→ WHAT YOU NEED TO DO
From the data below, return each line in which the string "cube" is found.

→ RECORDS
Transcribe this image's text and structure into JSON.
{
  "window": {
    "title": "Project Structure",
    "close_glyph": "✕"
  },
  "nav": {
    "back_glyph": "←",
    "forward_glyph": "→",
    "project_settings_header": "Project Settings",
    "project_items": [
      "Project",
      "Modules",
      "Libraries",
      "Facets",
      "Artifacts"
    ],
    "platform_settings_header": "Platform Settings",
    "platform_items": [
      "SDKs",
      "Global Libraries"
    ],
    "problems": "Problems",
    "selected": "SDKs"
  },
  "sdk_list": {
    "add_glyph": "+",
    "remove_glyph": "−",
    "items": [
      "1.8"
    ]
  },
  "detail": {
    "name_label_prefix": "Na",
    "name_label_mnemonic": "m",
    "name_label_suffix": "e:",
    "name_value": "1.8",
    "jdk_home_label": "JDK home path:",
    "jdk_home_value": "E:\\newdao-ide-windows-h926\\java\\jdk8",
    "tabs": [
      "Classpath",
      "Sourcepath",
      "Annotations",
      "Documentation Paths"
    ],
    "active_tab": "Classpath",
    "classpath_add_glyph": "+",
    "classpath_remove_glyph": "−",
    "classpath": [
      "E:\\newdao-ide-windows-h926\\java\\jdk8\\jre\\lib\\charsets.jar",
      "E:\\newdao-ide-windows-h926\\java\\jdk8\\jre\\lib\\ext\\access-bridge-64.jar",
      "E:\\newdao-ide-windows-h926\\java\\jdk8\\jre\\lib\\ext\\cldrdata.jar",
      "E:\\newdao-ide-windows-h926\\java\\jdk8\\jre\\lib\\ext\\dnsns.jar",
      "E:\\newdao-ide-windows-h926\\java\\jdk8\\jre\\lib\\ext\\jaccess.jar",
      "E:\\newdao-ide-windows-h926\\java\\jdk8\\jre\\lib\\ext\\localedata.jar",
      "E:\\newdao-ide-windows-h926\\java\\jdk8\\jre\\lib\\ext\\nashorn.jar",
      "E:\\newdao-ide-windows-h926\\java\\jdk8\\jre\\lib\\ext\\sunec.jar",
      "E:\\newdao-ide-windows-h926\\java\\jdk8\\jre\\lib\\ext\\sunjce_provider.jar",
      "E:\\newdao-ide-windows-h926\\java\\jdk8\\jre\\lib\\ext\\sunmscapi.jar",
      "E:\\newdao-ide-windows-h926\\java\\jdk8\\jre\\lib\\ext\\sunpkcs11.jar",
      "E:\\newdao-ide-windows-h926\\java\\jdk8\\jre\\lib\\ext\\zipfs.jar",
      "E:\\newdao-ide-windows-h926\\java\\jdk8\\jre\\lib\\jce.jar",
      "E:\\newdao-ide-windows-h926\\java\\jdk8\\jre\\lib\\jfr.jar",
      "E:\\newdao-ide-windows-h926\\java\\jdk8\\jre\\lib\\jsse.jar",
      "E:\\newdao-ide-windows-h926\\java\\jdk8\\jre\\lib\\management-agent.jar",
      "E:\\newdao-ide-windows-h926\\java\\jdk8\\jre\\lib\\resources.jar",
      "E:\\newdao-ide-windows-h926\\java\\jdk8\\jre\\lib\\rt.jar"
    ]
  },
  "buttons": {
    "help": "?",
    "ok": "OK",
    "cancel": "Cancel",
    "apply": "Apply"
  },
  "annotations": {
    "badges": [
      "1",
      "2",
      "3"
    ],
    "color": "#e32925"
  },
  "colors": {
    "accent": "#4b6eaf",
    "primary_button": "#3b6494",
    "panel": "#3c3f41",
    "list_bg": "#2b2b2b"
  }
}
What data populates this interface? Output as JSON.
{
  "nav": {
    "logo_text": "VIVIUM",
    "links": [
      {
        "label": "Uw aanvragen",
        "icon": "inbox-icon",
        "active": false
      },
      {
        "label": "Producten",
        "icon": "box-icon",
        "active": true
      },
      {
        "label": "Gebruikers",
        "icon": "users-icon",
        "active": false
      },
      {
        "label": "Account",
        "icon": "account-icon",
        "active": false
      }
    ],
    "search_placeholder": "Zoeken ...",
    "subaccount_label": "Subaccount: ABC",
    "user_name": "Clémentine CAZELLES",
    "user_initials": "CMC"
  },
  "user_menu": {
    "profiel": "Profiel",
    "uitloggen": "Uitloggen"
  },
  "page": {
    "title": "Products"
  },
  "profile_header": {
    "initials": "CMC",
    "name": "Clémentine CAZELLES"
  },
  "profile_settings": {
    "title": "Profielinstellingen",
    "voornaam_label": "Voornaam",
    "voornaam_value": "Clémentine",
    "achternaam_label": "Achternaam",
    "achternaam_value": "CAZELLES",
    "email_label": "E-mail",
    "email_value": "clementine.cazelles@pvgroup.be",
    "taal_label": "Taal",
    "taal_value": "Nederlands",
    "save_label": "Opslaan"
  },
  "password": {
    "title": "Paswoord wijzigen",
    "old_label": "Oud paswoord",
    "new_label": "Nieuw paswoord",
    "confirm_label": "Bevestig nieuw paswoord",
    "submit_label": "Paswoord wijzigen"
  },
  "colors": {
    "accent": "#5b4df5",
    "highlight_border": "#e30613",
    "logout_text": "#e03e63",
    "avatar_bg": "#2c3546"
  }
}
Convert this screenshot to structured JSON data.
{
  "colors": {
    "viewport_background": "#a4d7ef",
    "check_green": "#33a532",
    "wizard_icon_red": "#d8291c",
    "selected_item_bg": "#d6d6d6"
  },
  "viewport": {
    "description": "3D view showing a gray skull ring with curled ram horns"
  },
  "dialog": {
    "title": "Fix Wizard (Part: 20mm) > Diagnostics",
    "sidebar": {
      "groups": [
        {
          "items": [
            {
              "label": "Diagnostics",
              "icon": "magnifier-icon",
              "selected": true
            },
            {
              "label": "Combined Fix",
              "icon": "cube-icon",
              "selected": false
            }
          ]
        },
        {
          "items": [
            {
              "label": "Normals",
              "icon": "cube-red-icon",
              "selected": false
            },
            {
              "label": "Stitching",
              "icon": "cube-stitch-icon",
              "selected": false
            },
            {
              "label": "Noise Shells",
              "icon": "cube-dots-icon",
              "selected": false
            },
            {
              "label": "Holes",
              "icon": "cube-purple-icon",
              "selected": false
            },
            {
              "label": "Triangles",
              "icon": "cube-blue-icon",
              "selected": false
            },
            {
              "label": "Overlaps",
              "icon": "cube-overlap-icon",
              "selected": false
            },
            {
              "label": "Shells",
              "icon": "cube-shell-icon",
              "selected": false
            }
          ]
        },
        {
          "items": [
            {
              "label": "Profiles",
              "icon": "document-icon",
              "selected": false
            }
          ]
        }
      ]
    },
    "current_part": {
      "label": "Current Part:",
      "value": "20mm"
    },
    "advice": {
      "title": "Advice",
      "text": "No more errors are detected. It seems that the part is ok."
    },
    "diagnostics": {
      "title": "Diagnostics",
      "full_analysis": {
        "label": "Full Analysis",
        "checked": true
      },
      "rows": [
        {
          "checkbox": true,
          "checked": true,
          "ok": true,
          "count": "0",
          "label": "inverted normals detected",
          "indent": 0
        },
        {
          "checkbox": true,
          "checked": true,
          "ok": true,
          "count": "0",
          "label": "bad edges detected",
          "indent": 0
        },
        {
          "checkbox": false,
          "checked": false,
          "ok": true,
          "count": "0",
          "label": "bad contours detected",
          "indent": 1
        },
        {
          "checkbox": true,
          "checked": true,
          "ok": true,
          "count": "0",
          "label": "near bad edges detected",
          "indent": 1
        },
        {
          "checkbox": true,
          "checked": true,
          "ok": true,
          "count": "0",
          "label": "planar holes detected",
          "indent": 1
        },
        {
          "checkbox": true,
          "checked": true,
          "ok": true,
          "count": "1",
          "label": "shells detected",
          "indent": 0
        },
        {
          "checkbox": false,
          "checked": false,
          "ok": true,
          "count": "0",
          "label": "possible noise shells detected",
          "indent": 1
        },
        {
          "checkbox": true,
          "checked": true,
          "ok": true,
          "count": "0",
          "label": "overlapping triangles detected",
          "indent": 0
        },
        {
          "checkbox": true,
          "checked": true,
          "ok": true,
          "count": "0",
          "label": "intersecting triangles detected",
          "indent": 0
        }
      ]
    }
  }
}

→ RESPONSE BELOW
              "icon": "cube-icon",
              "icon": "cube-red-icon",
              "icon": "cube-stitch-icon",
              "icon": "cube-dots-icon",
              "icon": "cube-purple-icon",
              "icon": "cube-blue-icon",
              "icon": "cube-overlap-icon",
              "icon": "cube-shell-icon",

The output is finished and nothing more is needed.